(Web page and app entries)
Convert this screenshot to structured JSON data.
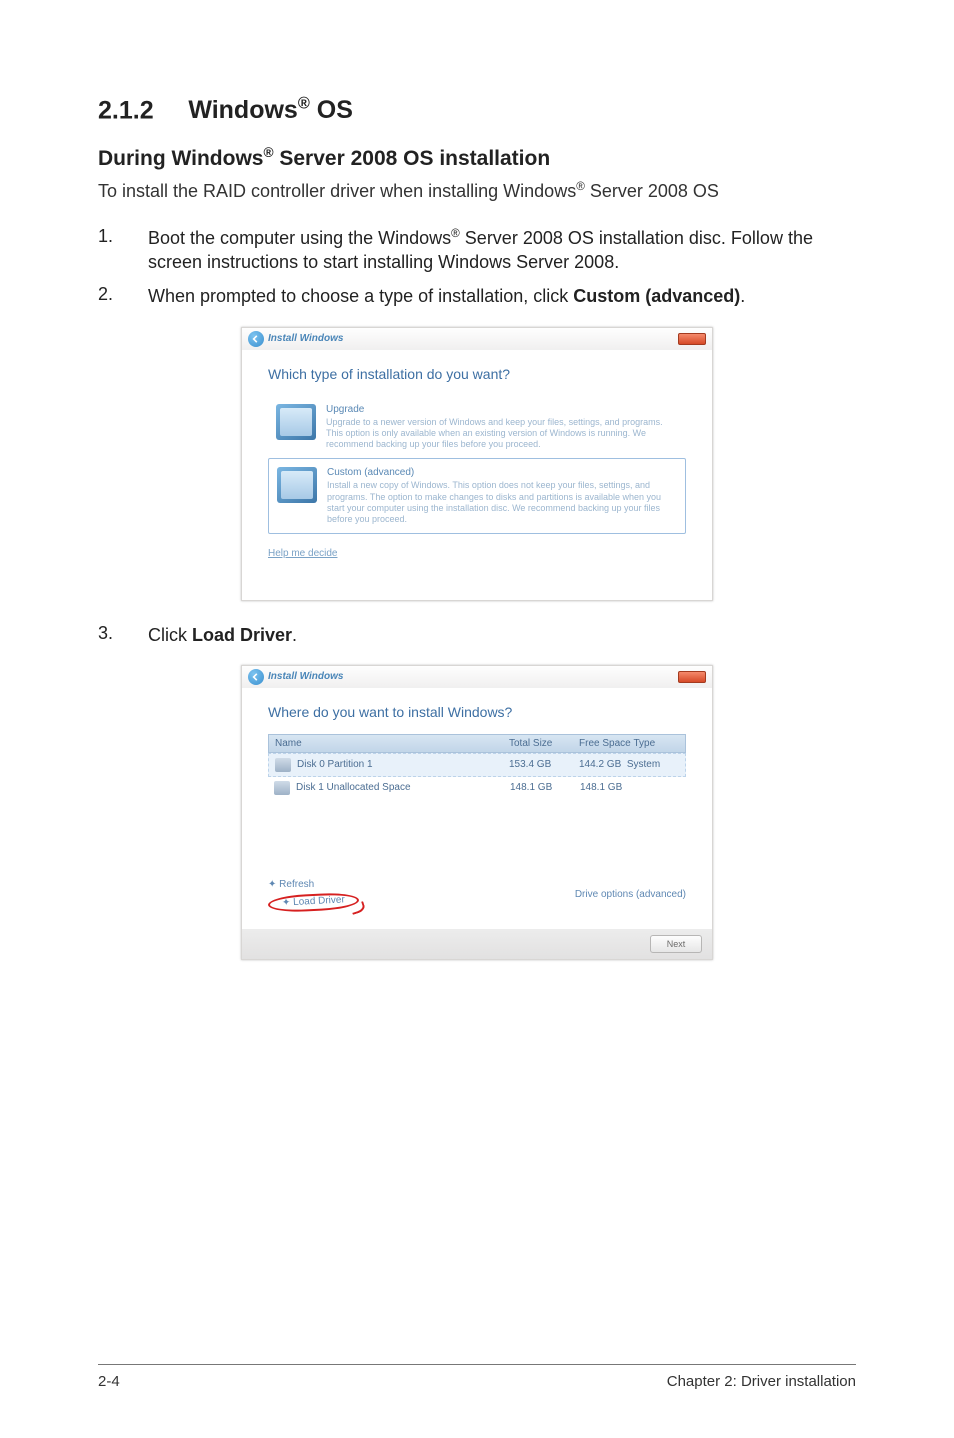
{
  "heading": {
    "num": "2.1.2",
    "title": "Windows® OS"
  },
  "subheading": "During Windows® Server 2008 OS installation",
  "intro": "To install the RAID controller driver when installing Windows® Server 2008 OS",
  "steps": [
    {
      "n": "1.",
      "text": "Boot the computer using the Windows® Server 2008 OS installation disc. Follow the screen instructions to start installing Windows Server 2008."
    },
    {
      "n": "2.",
      "text_pre": "When prompted to choose a type of installation, click ",
      "bold": "Custom (advanced)",
      "text_post": "."
    },
    {
      "n": "3.",
      "text_pre": "Click ",
      "bold": "Load Driver",
      "text_post": "."
    }
  ],
  "dialog1": {
    "caption": "Install Windows",
    "prompt": "Which type of installation do you want?",
    "opt1": {
      "title": "Upgrade",
      "desc": "Upgrade to a newer version of Windows and keep your files, settings, and programs. This option is only available when an existing version of Windows is running. We recommend backing up your files before you proceed."
    },
    "opt2": {
      "title": "Custom (advanced)",
      "desc": "Install a new copy of Windows. This option does not keep your files, settings, and programs. The option to make changes to disks and partitions is available when you start your computer using the installation disc. We recommend backing up your files before you proceed."
    },
    "help": "Help me decide"
  },
  "dialog2": {
    "caption": "Install Windows",
    "prompt": "Where do you want to install Windows?",
    "headers": {
      "name": "Name",
      "total": "Total Size",
      "free": "Free Space",
      "type": "Type"
    },
    "rows": [
      {
        "name": "Disk 0 Partition 1",
        "total": "153.4 GB",
        "free": "144.2 GB",
        "type": "System"
      },
      {
        "name": "Disk 1 Unallocated Space",
        "total": "148.1 GB",
        "free": "148.1 GB",
        "type": ""
      }
    ],
    "refresh": "Refresh",
    "load": "Load Driver",
    "adv": "Drive options (advanced)",
    "next": "Next"
  },
  "footer": {
    "left": "2-4",
    "right": "Chapter 2: Driver installation"
  }
}
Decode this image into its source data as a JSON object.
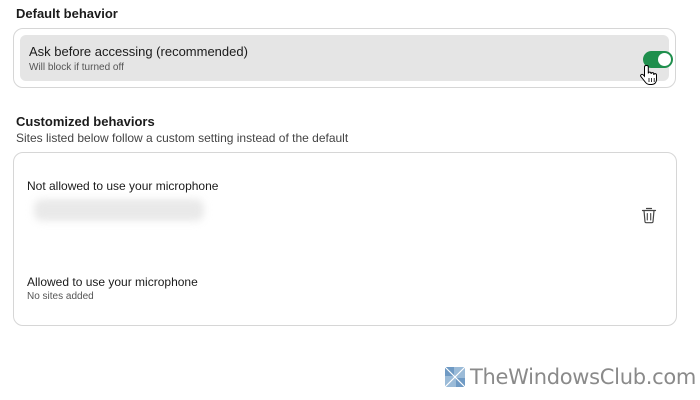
{
  "default_behavior": {
    "heading": "Default behavior",
    "setting": {
      "title": "Ask before accessing (recommended)",
      "description": "Will block if turned off",
      "toggle_on": true,
      "accent_color": "#1f8f4d"
    }
  },
  "customized_behaviors": {
    "heading": "Customized behaviors",
    "description": "Sites listed below follow a custom setting instead of the default",
    "not_allowed": {
      "label": "Not allowed to use your microphone",
      "entries": [
        "(blurred site)"
      ],
      "delete_icon": "trash-icon"
    },
    "allowed": {
      "label": "Allowed to use your microphone",
      "empty_text": "No sites added"
    }
  },
  "watermark": {
    "text": "TheWindowsClub.com"
  }
}
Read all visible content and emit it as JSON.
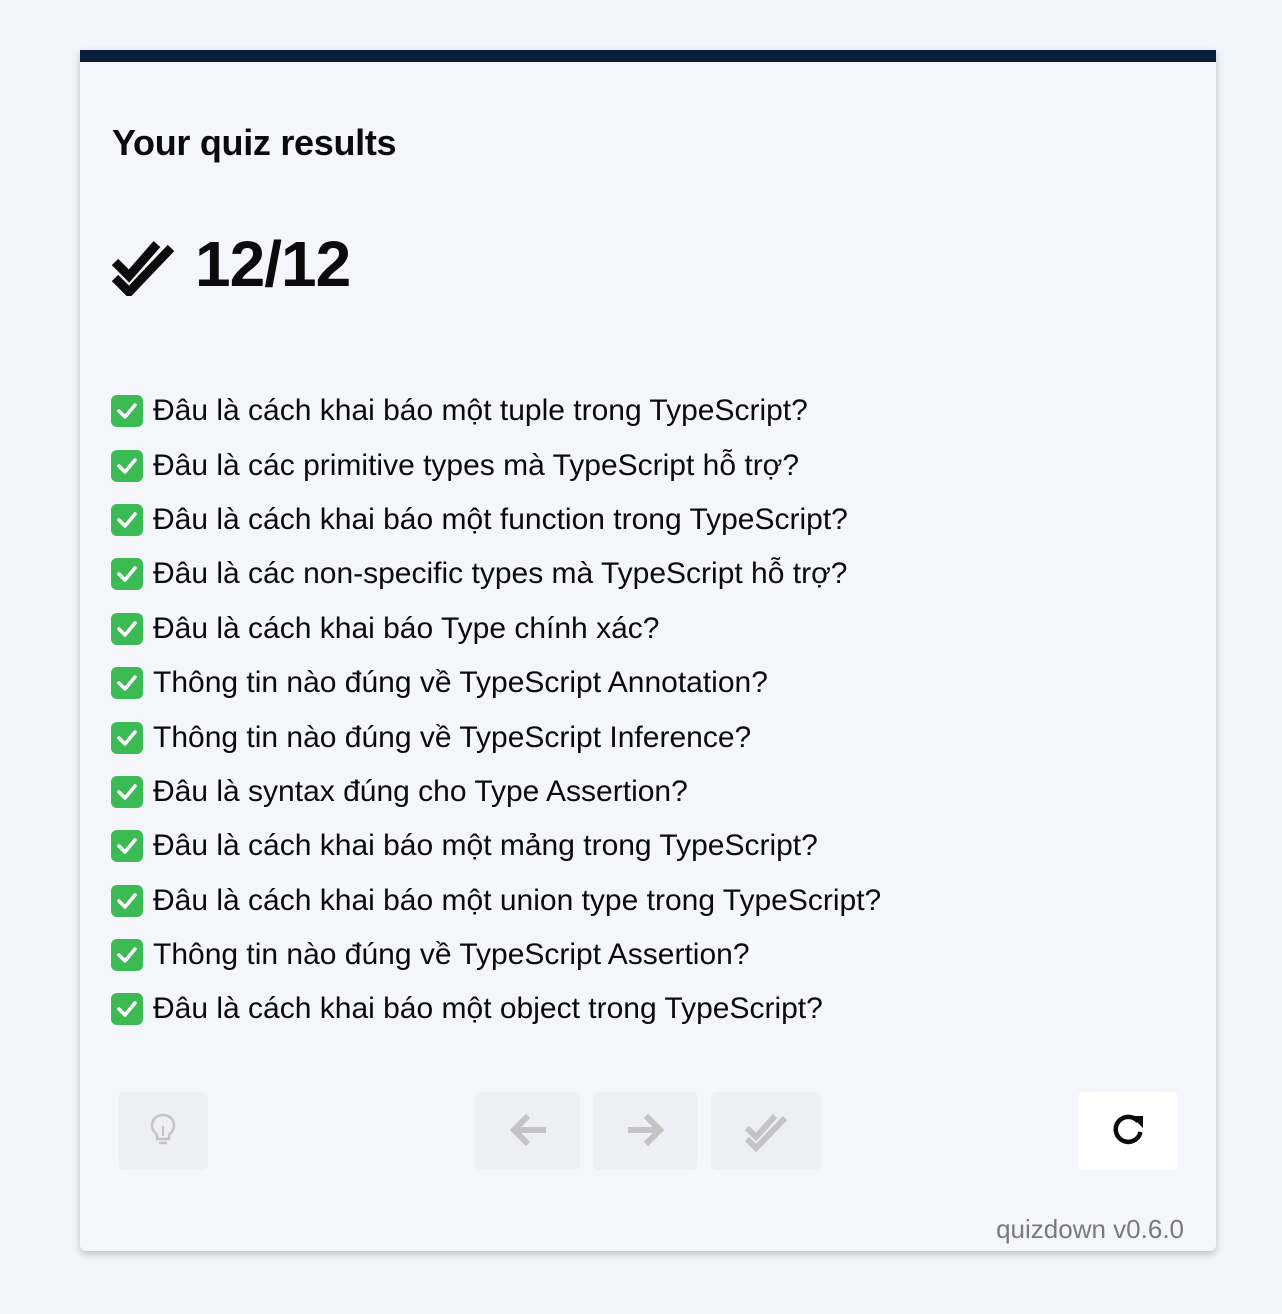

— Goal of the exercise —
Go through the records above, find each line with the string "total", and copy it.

— Solution —
      "total": "Total Size",
        "total": "153.4 GB",
        "total": "148.1 GB",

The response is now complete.